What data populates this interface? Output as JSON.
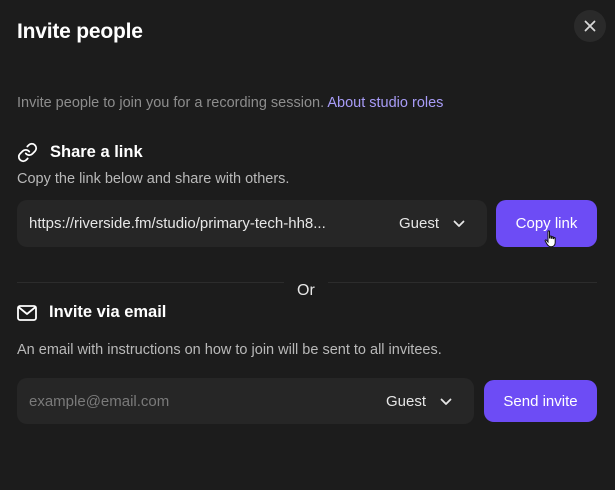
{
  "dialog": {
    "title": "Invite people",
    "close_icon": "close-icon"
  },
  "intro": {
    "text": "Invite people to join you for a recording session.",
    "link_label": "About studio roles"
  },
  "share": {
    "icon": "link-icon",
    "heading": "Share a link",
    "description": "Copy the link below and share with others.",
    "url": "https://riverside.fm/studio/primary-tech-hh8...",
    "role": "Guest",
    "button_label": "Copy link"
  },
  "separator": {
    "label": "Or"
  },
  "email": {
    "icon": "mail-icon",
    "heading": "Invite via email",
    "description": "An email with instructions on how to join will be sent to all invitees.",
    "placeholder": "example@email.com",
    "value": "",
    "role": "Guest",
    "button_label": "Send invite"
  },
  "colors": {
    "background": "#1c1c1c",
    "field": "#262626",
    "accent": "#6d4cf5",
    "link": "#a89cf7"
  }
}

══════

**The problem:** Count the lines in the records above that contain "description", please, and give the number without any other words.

**Exercise solution:** 2